═══ INPUT DATA

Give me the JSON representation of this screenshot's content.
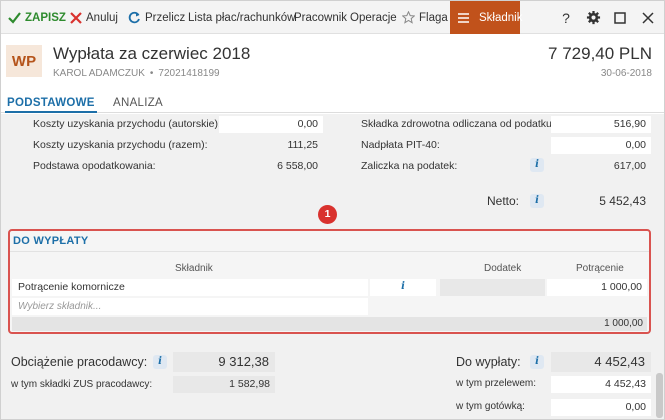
{
  "toolbar": {
    "save": "ZAPISZ",
    "cancel": "Anuluj",
    "recalc": "Przelicz",
    "payroll_list": "Lista płac/rachunków",
    "employee": "Pracownik",
    "operations": "Operacje",
    "flag": "Flaga",
    "component": "Składnik",
    "help": "?"
  },
  "header": {
    "badge": "WP",
    "title": "Wypłata za czerwiec 2018",
    "employee_name": "KAROL ADAMCZUK",
    "separator": "•",
    "employee_id": "72021418199",
    "amount": "7 729,40 PLN",
    "date": "30-06-2018"
  },
  "tabs": [
    {
      "label": "PODSTAWOWE",
      "active": true
    },
    {
      "label": "ANALIZA",
      "active": false
    }
  ],
  "fields_left": [
    {
      "label": "Koszty uzyskania przychodu (autorskie):",
      "value": "0,00"
    },
    {
      "label": "Koszty uzyskania przychodu (razem):",
      "value": "111,25"
    },
    {
      "label": "Podstawa opodatkowania:",
      "value": "6 558,00"
    }
  ],
  "fields_right": [
    {
      "label": "Składka zdrowotna odliczana od podatku:",
      "value": "516,90"
    },
    {
      "label": "Nadpłata PIT-40:",
      "value": "0,00"
    },
    {
      "label": "Zaliczka na podatek:",
      "value": "617,00"
    }
  ],
  "netto": {
    "label": "Netto:",
    "value": "5 452,43"
  },
  "marker": "1",
  "payout_section": {
    "title": "DO WYPŁATY",
    "columns": [
      "Składnik",
      "Dodatek",
      "Potrącenie"
    ],
    "rows": [
      {
        "component": "Potrącenie komornicze",
        "addition": "",
        "deduction": "1 000,00"
      }
    ],
    "new_component_placeholder": "Wybierz składnik...",
    "total_deduction": "1 000,00"
  },
  "employer": {
    "label": "Obciążenie pracodawcy:",
    "value": "9 312,38",
    "zus_label": "w tym składki ZUS pracodawcy:",
    "zus_value": "1 582,98"
  },
  "payout": {
    "label": "Do wypłaty:",
    "value": "4 452,43",
    "transfer_label": "w tym przelewem:",
    "transfer_value": "4 452,43",
    "cash_label": "w tym gotówką:",
    "cash_value": "0,00"
  },
  "colors": {
    "accent_orange": "#c1521b",
    "accent_blue": "#1d6fa8",
    "save_green": "#2e8b2e",
    "highlight_red": "#d9534f"
  }
}
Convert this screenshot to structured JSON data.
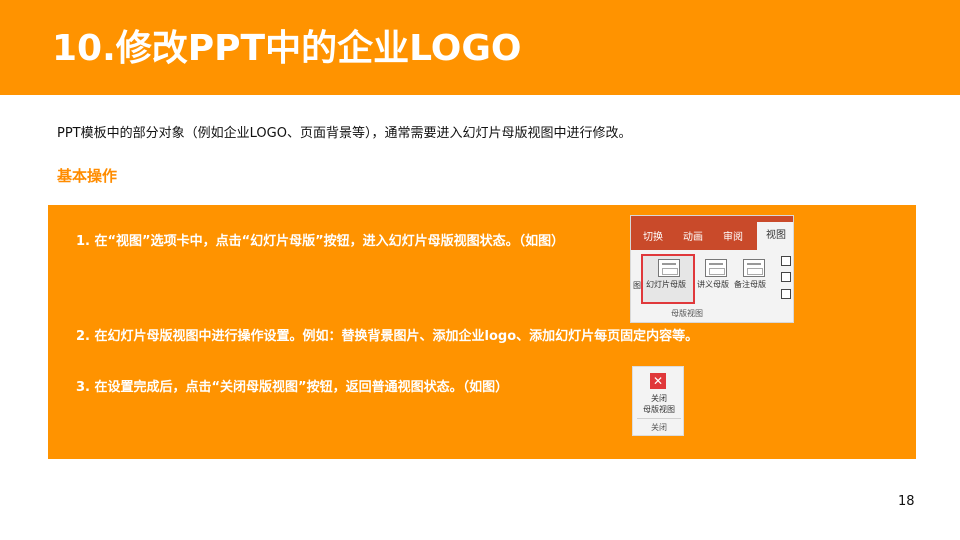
{
  "title": "10.修改PPT中的企业LOGO",
  "intro": "PPT模板中的部分对象（例如企业LOGO、页面背景等），通常需要进入幻灯片母版视图中进行修改。",
  "section_heading": "基本操作",
  "steps": [
    "1. 在“视图”选项卡中，点击“幻灯片母版”按钮，进入幻灯片母版视图状态。（如图）",
    "2. 在幻灯片母版视图中进行操作设置。例如：替换背景图片、添加企业logo、添加幻灯片每页固定内容等。",
    "3. 在设置完成后，点击“关闭母版视图”按钮，返回普通视图状态。（如图）"
  ],
  "ribbon": {
    "tabs": [
      "切换",
      "动画",
      "审阅",
      "视图"
    ],
    "buttons": [
      "幻灯片母版",
      "讲义母版",
      "备注母版"
    ],
    "group_label": "母版视图"
  },
  "close_button": {
    "line1": "关闭",
    "line2": "母版视图",
    "group_label": "关闭"
  },
  "page_number": "18",
  "colors": {
    "accent": "#FF9300",
    "ribbon_tab": "#C94A2A",
    "highlight": "#E0383B"
  }
}
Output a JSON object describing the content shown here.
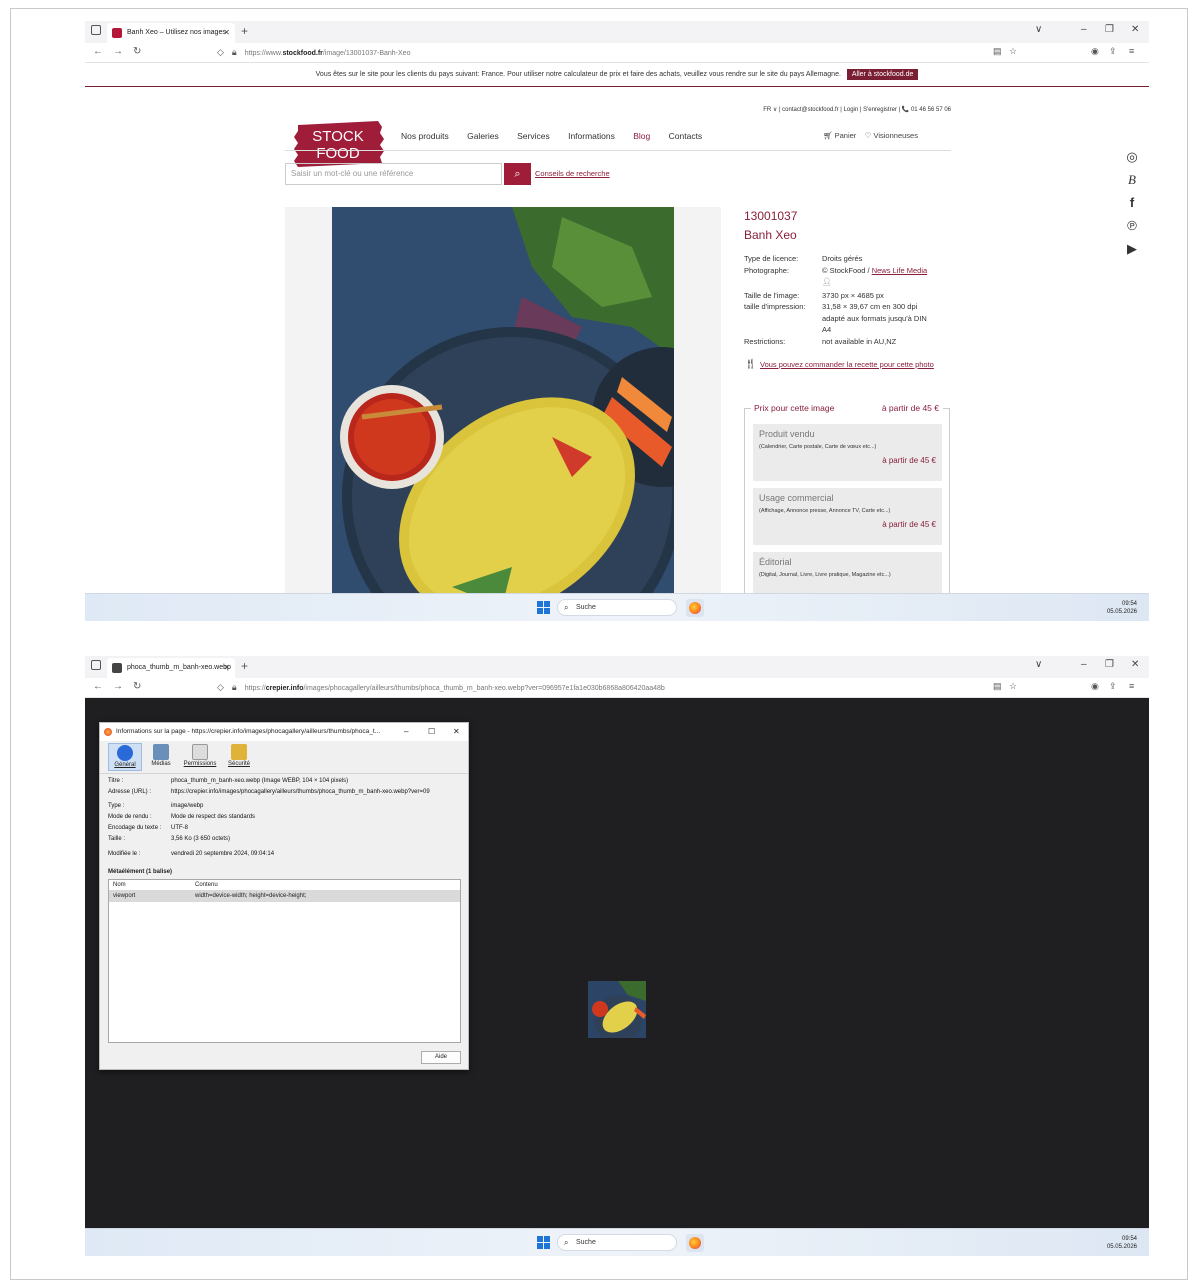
{
  "shot1": {
    "tab_title": "Banh Xeo – Utilisez nos images",
    "url_prefix": "https://www.",
    "url_host": "stockfood.fr",
    "url_path": "/image/13001037-Banh-Xeo",
    "banner_text": "Vous êtes sur le site pour les clients du pays suivant: France. Pour utiliser notre calculateur de prix et faire des achats, veuillez vous rendre sur le site du pays Allemagne.",
    "banner_cta": "Aller à stockfood.de",
    "top_info": "FR ∨ | contact@stockfood.fr | Login | S'enregistrer | 📞 01 46 56 57 06",
    "logo_line1": "STOCK",
    "logo_line2": "FOOD",
    "nav": {
      "produits": "Nos produits",
      "galeries": "Galeries",
      "services": "Services",
      "informations": "Informations",
      "blog": "Blog",
      "contacts": "Contacts"
    },
    "cart": "Panier",
    "viewers": "Visionneuses",
    "search_placeholder": "Saisir un mot-clé ou une référence",
    "search_tips": "Conseils de recherche",
    "image_id": "13001037",
    "image_title": "Banh Xeo",
    "details": {
      "license_k": "Type de licence:",
      "license_v": "Droits gérés",
      "photographer_k": "Photographe:",
      "photographer_v": "© StockFood / ",
      "photographer_link": "News Life Media",
      "size_k": "Taille de l'image:",
      "size_v": "3730 px × 4685 px",
      "print_k": "taille d'impression:",
      "print_v1": "31,58 × 39,67 cm en 300 dpi",
      "print_v2": "adapté aux formats jusqu'à DIN",
      "print_v3": "A4",
      "restrictions_k": "Restrictions:",
      "restrictions_v": "not available in AU,NZ"
    },
    "recipe_link": "Vous pouvez commander la recette pour cette photo",
    "price_header": "Prix pour cette image",
    "price_from": "à partir de 45 €",
    "cards": [
      {
        "title": "Produit vendu",
        "sub": "(Calendrier, Carte postale, Carte de vœux etc...)",
        "price": "à partir de 45 €"
      },
      {
        "title": "Usage commercial",
        "sub": "(Affichage, Annonce presse, Annonce TV, Carte etc...)",
        "price": "à partir de 45 €"
      },
      {
        "title": "Éditorial",
        "sub": "(Digital, Journal, Livre, Livre pratique, Magazine etc...)"
      }
    ],
    "taskbar_search": "Suche",
    "clock_time": "09:54",
    "clock_date": "05.05.2026"
  },
  "shot2": {
    "tab_title": "phoca_thumb_m_banh-xeo.webp",
    "url_prefix": "https://",
    "url_host": "crepier.info",
    "url_path": "/images/phocagallery/ailleurs/thumbs/phoca_thumb_m_banh-xeo.webp?ver=096957e1fa1e030b6868a806420aa48b",
    "dialog_title": "Informations sur la page - https://crepier.info/images/phocagallery/ailleurs/thumbs/phoca_t...",
    "tabs": [
      "Général",
      "Médias",
      "Permissions",
      "Sécurité"
    ],
    "fields": {
      "titre_k": "Titre :",
      "titre_v": "phoca_thumb_m_banh-xeo.webp (Image WEBP, 104 × 104 pixels)",
      "adresse_k": "Adresse (URL) :",
      "adresse_v": "https://crepier.info/images/phocagallery/ailleurs/thumbs/phoca_thumb_m_banh-xeo.webp?ver=09",
      "type_k": "Type :",
      "type_v": "image/webp",
      "rendu_k": "Mode de rendu :",
      "rendu_v": "Mode de respect des standards",
      "encodage_k": "Encodage du texte :",
      "encodage_v": "UTF-8",
      "taille_k": "Taille :",
      "taille_v": "3,56 Ko (3 650 octets)",
      "modifiee_k": "Modifiée le :",
      "modifiee_v": "vendredi 20 septembre 2024, 09:04:14"
    },
    "meta_heading": "Métaélément (1 balise)",
    "meta_col_name": "Nom",
    "meta_col_content": "Contenu",
    "meta_row_name": "viewport",
    "meta_row_content": "width=device-width; height=device-height;",
    "help_button": "Aide",
    "taskbar_search": "Suche",
    "clock_time": "09:54",
    "clock_date": "05.05.2026"
  },
  "colors": {
    "brand": "#8a1f3b",
    "dark_bg": "#1f1f22"
  }
}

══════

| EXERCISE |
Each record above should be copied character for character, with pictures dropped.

| SOLUTION TO THIS PROBLEM |
Give me the JSON representation of this screenshot's content.
{
  "toolbar": {
    "save": "ZAPISZ",
    "cancel": "Anuluj",
    "recalc": "Przelicz",
    "payroll_list": "Lista płac/rachunków",
    "employee": "Pracownik",
    "operations": "Operacje",
    "flag": "Flaga",
    "component": "Składnik",
    "help": "?"
  },
  "header": {
    "badge": "WP",
    "title": "Wypłata za czerwiec 2018",
    "employee_name": "KAROL ADAMCZUK",
    "separator": "•",
    "employee_id": "72021418199",
    "amount": "7 729,40 PLN",
    "date": "30-06-2018"
  },
  "tabs": [
    {
      "label": "PODSTAWOWE",
      "active": true
    },
    {
      "label": "ANALIZA",
      "active": false
    }
  ],
  "fields_left": [
    {
      "label": "Koszty uzyskania przychodu (autorskie):",
      "value": "0,00"
    },
    {
      "label": "Koszty uzyskania przychodu (razem):",
      "value": "111,25"
    },
    {
      "label": "Podstawa opodatkowania:",
      "value": "6 558,00"
    }
  ],
  "fields_right": [
    {
      "label": "Składka zdrowotna odliczana od podatku:",
      "value": "516,90"
    },
    {
      "label": "Nadpłata PIT-40:",
      "value": "0,00"
    },
    {
      "label": "Zaliczka na podatek:",
      "value": "617,00"
    }
  ],
  "netto": {
    "label": "Netto:",
    "value": "5 452,43"
  },
  "marker": "1",
  "payout_section": {
    "title": "DO WYPŁATY",
    "columns": [
      "Składnik",
      "Dodatek",
      "Potrącenie"
    ],
    "rows": [
      {
        "component": "Potrącenie komornicze",
        "addition": "",
        "deduction": "1 000,00"
      }
    ],
    "new_component_placeholder": "Wybierz składnik...",
    "total_deduction": "1 000,00"
  },
  "employer": {
    "label": "Obciążenie pracodawcy:",
    "value": "9 312,38",
    "zus_label": "w tym składki ZUS pracodawcy:",
    "zus_value": "1 582,98"
  },
  "payout": {
    "label": "Do wypłaty:",
    "value": "4 452,43",
    "transfer_label": "w tym przelewem:",
    "transfer_value": "4 452,43",
    "cash_label": "w tym gotówką:",
    "cash_value": "0,00"
  },
  "colors": {
    "accent_orange": "#c1521b",
    "accent_blue": "#1d6fa8",
    "save_green": "#2e8b2e",
    "highlight_red": "#d9534f"
  }
}
Convert this screenshot to structured JSON data.
{
  "title": "10.修改PPT中的企业LOGO",
  "intro": "PPT模板中的部分对象（例如企业LOGO、页面背景等），通常需要进入幻灯片母版视图中进行修改。",
  "section_heading": "基本操作",
  "steps": [
    "1. 在“视图”选项卡中，点击“幻灯片母版”按钮，进入幻灯片母版视图状态。（如图）",
    "2. 在幻灯片母版视图中进行操作设置。例如：替换背景图片、添加企业logo、添加幻灯片每页固定内容等。",
    "3. 在设置完成后，点击“关闭母版视图”按钮，返回普通视图状态。（如图）"
  ],
  "ribbon": {
    "tabs": [
      "切换",
      "动画",
      "审阅",
      "视图"
    ],
    "buttons": [
      "幻灯片母版",
      "讲义母版",
      "备注母版"
    ],
    "group_label": "母版视图"
  },
  "close_button": {
    "line1": "关闭",
    "line2": "母版视图",
    "group_label": "关闭"
  },
  "page_number": "18",
  "colors": {
    "accent": "#FF9300",
    "ribbon_tab": "#C94A2A",
    "highlight": "#E0383B"
  }
}
Output a JSON object describing the content shown here.
{
  "shot1": {
    "tab_title": "Banh Xeo – Utilisez nos images",
    "url_prefix": "https://www.",
    "url_host": "stockfood.fr",
    "url_path": "/image/13001037-Banh-Xeo",
    "banner_text": "Vous êtes sur le site pour les clients du pays suivant: France. Pour utiliser notre calculateur de prix et faire des achats, veuillez vous rendre sur le site du pays Allemagne.",
    "banner_cta": "Aller à stockfood.de",
    "top_info": "FR ∨ | contact@stockfood.fr | Login | S'enregistrer | 📞 01 46 56 57 06",
    "logo_line1": "STOCK",
    "logo_line2": "FOOD",
    "nav": {
      "produits": "Nos produits",
      "galeries": "Galeries",
      "services": "Services",
      "informations": "Informations",
      "blog": "Blog",
      "contacts": "Contacts"
    },
    "cart": "Panier",
    "viewers": "Visionneuses",
    "search_placeholder": "Saisir un mot-clé ou une référence",
    "search_tips": "Conseils de recherche",
    "image_id": "13001037",
    "image_title": "Banh Xeo",
    "details": {
      "license_k": "Type de licence:",
      "license_v": "Droits gérés",
      "photographer_k": "Photographe:",
      "photographer_v": "© StockFood / ",
      "photographer_link": "News Life Media",
      "size_k": "Taille de l'image:",
      "size_v": "3730 px × 4685 px",
      "print_k": "taille d'impression:",
      "print_v1": "31,58 × 39,67 cm en 300 dpi",
      "print_v2": "adapté aux formats jusqu'à DIN",
      "print_v3": "A4",
      "restrictions_k": "Restrictions:",
      "restrictions_v": "not available in AU,NZ"
    },
    "recipe_link": "Vous pouvez commander la recette pour cette photo",
    "price_header": "Prix pour cette image",
    "price_from": "à partir de 45 €",
    "cards": [
      {
        "title": "Produit vendu",
        "sub": "(Calendrier, Carte postale, Carte de vœux etc...)",
        "price": "à partir de 45 €"
      },
      {
        "title": "Usage commercial",
        "sub": "(Affichage, Annonce presse, Annonce TV, Carte etc...)",
        "price": "à partir de 45 €"
      },
      {
        "title": "Éditorial",
        "sub": "(Digital, Journal, Livre, Livre pratique, Magazine etc...)"
      }
    ],
    "taskbar_search": "Suche",
    "clock_time": "09:54",
    "clock_date": "05.05.2026"
  },
  "shot2": {
    "tab_title": "phoca_thumb_m_banh-xeo.webp",
    "url_prefix": "https://",
    "url_host": "crepier.info",
    "url_path": "/images/phocagallery/ailleurs/thumbs/phoca_thumb_m_banh-xeo.webp?ver=096957e1fa1e030b6868a806420aa48b",
    "dialog_title": "Informations sur la page - https://crepier.info/images/phocagallery/ailleurs/thumbs/phoca_t...",
    "tabs": [
      "Général",
      "Médias",
      "Permissions",
      "Sécurité"
    ],
    "fields": {
      "titre_k": "Titre :",
      "titre_v": "phoca_thumb_m_banh-xeo.webp (Image WEBP, 104 × 104 pixels)",
      "adresse_k": "Adresse (URL) :",
      "adresse_v": "https://crepier.info/images/phocagallery/ailleurs/thumbs/phoca_thumb_m_banh-xeo.webp?ver=09",
      "type_k": "Type :",
      "type_v": "image/webp",
      "rendu_k": "Mode de rendu :",
      "rendu_v": "Mode de respect des standards",
      "encodage_k": "Encodage du texte :",
      "encodage_v": "UTF-8",
      "taille_k": "Taille :",
      "taille_v": "3,56 Ko (3 650 octets)",
      "modifiee_k": "Modifiée le :",
      "modifiee_v": "vendredi 20 septembre 2024, 09:04:14"
    },
    "meta_heading": "Métaélément (1 balise)",
    "meta_col_name": "Nom",
    "meta_col_content": "Contenu",
    "meta_row_name": "viewport",
    "meta_row_content": "width=device-width; height=device-height;",
    "help_button": "Aide",
    "taskbar_search": "Suche",
    "clock_time": "09:54",
    "clock_date": "05.05.2026"
  },
  "colors": {
    "brand": "#8a1f3b",
    "dark_bg": "#1f1f22"
  }
}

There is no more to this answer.